Only the lines with the string "name" are needed; return each of them from the entries below.

[Saved entries]
-- -- --
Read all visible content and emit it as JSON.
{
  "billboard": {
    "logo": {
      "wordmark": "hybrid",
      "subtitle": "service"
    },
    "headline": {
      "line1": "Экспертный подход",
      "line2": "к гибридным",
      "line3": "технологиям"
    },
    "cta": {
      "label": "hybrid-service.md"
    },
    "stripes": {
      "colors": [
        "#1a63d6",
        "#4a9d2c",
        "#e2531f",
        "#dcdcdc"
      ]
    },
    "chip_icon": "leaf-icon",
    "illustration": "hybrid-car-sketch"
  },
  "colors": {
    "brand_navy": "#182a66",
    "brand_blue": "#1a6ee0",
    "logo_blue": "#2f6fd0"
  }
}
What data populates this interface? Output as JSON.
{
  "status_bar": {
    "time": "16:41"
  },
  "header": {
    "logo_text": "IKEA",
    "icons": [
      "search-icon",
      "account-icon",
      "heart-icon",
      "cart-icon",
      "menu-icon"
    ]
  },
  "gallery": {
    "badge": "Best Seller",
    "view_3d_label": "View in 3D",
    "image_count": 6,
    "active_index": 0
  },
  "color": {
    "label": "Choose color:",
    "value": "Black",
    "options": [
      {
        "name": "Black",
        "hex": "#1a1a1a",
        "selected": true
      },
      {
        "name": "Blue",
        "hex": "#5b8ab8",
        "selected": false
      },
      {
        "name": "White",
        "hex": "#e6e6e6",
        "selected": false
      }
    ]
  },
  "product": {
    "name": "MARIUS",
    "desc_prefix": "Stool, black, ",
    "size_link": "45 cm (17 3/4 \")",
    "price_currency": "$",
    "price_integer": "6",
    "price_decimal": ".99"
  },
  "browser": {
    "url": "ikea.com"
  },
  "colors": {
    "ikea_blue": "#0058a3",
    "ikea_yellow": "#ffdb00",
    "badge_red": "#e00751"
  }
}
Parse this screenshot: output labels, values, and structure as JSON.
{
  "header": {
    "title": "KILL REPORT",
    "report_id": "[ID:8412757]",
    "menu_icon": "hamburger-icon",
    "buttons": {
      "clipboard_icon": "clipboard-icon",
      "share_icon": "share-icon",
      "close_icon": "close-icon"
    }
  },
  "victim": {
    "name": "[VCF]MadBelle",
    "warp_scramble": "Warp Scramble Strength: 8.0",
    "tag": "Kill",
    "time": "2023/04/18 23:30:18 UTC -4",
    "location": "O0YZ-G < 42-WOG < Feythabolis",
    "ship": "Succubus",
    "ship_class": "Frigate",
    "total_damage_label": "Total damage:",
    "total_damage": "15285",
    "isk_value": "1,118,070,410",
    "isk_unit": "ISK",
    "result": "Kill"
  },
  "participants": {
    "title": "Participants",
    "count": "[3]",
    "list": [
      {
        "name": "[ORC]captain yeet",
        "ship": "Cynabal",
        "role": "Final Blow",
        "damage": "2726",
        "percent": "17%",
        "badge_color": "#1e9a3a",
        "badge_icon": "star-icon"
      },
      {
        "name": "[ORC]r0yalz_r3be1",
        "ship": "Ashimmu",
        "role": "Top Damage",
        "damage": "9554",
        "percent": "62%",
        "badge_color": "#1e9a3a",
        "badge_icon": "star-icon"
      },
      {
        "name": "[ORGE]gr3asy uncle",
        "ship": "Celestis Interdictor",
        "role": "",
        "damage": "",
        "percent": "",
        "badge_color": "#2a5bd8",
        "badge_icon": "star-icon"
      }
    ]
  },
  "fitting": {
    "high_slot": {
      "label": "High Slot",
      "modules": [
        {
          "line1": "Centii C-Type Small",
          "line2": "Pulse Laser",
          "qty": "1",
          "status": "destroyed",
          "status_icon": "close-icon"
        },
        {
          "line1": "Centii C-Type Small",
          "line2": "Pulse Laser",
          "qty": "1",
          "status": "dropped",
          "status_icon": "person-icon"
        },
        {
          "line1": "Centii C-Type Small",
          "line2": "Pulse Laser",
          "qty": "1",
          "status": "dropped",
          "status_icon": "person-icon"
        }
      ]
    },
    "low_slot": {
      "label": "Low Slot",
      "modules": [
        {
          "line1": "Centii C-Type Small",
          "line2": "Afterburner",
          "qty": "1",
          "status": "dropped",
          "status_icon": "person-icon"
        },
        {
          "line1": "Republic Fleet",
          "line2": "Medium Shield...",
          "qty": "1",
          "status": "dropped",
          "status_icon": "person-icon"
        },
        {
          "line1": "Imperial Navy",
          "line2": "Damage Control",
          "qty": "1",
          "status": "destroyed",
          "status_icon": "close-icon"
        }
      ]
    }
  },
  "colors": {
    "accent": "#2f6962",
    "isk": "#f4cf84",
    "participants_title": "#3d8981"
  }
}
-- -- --
• _Solution to the problem_
        "name": "Black",
        "name": "Blue",
        "name": "White",
    "name": "MARIUS",
    "name": "[VCF]MadBelle",
        "name": "[ORC]captain yeet",
        "name": "[ORC]r0yalz_r3be1",
        "name": "[ORGE]gr3asy uncle",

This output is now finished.